Data supplied
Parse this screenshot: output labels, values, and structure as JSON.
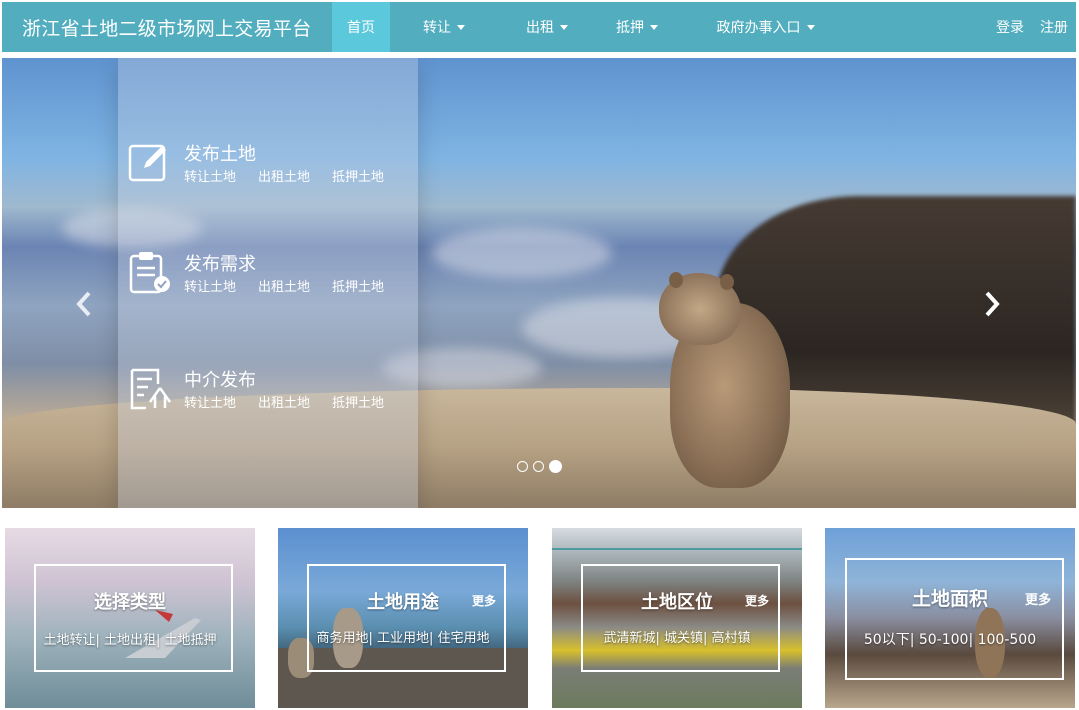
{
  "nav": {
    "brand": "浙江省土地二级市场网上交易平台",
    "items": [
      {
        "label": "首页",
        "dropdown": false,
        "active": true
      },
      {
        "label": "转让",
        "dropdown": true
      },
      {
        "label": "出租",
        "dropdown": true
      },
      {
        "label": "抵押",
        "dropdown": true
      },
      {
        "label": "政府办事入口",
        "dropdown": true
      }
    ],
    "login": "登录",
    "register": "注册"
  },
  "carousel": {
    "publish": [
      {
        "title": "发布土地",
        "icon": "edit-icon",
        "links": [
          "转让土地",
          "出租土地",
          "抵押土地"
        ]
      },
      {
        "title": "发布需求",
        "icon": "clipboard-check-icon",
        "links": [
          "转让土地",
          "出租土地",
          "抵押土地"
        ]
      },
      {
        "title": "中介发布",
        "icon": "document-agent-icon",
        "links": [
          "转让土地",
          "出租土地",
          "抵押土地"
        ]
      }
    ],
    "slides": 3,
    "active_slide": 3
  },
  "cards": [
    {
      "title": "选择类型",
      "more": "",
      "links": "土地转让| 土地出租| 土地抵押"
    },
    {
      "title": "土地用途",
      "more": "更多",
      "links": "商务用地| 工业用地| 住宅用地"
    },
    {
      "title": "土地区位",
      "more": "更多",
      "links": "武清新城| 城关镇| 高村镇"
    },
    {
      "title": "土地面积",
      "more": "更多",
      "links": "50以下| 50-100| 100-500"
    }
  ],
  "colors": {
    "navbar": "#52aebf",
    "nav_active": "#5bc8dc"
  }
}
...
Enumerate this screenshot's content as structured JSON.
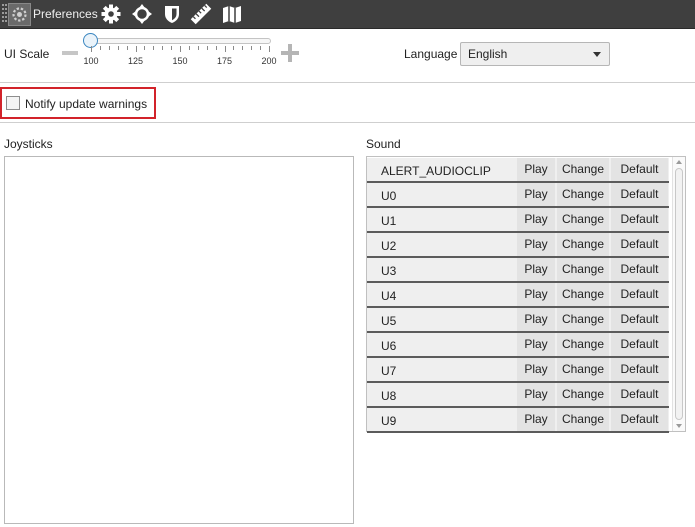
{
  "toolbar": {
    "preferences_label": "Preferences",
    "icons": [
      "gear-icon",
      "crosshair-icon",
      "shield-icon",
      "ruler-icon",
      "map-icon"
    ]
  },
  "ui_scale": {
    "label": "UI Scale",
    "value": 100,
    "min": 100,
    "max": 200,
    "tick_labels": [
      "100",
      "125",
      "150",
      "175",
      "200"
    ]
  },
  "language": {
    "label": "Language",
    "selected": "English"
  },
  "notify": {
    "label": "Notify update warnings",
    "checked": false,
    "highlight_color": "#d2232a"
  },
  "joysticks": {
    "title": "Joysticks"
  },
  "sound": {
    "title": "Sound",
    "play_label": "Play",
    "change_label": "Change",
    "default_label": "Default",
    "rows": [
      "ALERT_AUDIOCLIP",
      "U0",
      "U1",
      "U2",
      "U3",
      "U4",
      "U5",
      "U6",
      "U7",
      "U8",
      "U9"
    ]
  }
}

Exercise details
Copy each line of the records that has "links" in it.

Solution to this problem
        "links": [
        "links": [
        "links": [
      "links": "土地转让| 土地出租| 土地抵押"
      "links": "商务用地| 工业用地| 住宅用地"
      "links": "武清新城| 城关镇| 高村镇"
      "links": "50以下| 50-100| 100-500"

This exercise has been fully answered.